WHAT THE TASK REQUIRES = Among the lines below, count those containing the word "icon". Give the number only.
======== DATA TO PROCESS
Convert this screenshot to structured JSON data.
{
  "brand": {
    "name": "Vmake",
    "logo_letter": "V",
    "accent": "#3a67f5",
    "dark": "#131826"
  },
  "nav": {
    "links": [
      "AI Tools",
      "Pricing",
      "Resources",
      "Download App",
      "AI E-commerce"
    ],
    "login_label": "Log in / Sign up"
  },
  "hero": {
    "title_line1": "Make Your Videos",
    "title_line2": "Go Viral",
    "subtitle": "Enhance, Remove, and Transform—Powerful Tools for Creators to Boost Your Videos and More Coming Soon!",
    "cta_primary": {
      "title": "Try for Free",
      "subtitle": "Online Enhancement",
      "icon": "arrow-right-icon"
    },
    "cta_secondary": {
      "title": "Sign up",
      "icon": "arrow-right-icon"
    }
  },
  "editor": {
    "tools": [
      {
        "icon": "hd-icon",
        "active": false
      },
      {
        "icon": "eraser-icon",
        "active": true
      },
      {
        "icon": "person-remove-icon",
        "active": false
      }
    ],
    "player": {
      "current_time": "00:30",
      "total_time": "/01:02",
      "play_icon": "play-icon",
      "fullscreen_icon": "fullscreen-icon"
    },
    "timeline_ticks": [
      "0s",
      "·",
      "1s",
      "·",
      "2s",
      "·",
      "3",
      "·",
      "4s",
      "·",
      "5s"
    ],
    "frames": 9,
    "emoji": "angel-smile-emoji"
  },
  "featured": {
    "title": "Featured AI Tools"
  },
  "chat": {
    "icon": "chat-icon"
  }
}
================
RESPONSE AREA = 8